REQUIRED WORK:
Only an exact repetition of the entries will do.

[Start of section]

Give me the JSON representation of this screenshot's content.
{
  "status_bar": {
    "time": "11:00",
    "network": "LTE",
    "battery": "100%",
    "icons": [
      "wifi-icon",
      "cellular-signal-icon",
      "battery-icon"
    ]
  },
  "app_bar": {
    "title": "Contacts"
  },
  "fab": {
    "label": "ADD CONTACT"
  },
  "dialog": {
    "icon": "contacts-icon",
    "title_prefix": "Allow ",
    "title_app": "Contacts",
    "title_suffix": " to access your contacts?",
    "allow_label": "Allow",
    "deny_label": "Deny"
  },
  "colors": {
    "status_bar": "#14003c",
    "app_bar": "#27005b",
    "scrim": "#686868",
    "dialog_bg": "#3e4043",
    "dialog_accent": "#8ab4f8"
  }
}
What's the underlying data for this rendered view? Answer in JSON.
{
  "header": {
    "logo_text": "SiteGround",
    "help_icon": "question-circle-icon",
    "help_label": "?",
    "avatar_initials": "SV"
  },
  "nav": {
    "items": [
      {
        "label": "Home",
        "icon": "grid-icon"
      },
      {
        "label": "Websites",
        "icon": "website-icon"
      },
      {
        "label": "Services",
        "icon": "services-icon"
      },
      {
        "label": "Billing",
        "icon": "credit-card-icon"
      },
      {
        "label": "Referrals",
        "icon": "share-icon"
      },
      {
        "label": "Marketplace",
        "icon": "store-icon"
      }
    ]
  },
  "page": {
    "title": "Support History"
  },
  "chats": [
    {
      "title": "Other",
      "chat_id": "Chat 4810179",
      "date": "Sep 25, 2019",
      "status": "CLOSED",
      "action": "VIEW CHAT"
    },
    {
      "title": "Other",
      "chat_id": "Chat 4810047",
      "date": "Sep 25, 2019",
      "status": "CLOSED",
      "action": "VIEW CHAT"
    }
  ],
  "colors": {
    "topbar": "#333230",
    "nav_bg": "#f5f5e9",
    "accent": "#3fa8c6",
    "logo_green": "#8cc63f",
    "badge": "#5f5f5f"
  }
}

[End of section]

THE COMPLETED TASK:
Give me the JSON representation of this screenshot's content.
{
  "status_bar": {
    "time": "11:00",
    "network": "LTE",
    "battery": "100%",
    "icons": [
      "wifi-icon",
      "cellular-signal-icon",
      "battery-icon"
    ]
  },
  "app_bar": {
    "title": "Contacts"
  },
  "fab": {
    "label": "ADD CONTACT"
  },
  "dialog": {
    "icon": "contacts-icon",
    "title_prefix": "Allow ",
    "title_app": "Contacts",
    "title_suffix": " to access your contacts?",
    "allow_label": "Allow",
    "deny_label": "Deny"
  },
  "colors": {
    "status_bar": "#14003c",
    "app_bar": "#27005b",
    "scrim": "#686868",
    "dialog_bg": "#3e4043",
    "dialog_accent": "#8ab4f8"
  }
}
What's the underlying data for this rendered view? Answer in JSON.
{
  "header": {
    "logo_text": "SiteGround",
    "help_icon": "question-circle-icon",
    "help_label": "?",
    "avatar_initials": "SV"
  },
  "nav": {
    "items": [
      {
        "label": "Home",
        "icon": "grid-icon"
      },
      {
        "label": "Websites",
        "icon": "website-icon"
      },
      {
        "label": "Services",
        "icon": "services-icon"
      },
      {
        "label": "Billing",
        "icon": "credit-card-icon"
      },
      {
        "label": "Referrals",
        "icon": "share-icon"
      },
      {
        "label": "Marketplace",
        "icon": "store-icon"
      }
    ]
  },
  "page": {
    "title": "Support History"
  },
  "chats": [
    {
      "title": "Other",
      "chat_id": "Chat 4810179",
      "date": "Sep 25, 2019",
      "status": "CLOSED",
      "action": "VIEW CHAT"
    },
    {
      "title": "Other",
      "chat_id": "Chat 4810047",
      "date": "Sep 25, 2019",
      "status": "CLOSED",
      "action": "VIEW CHAT"
    }
  ],
  "colors": {
    "topbar": "#333230",
    "nav_bg": "#f5f5e9",
    "accent": "#3fa8c6",
    "logo_green": "#8cc63f",
    "badge": "#5f5f5f"
  }
}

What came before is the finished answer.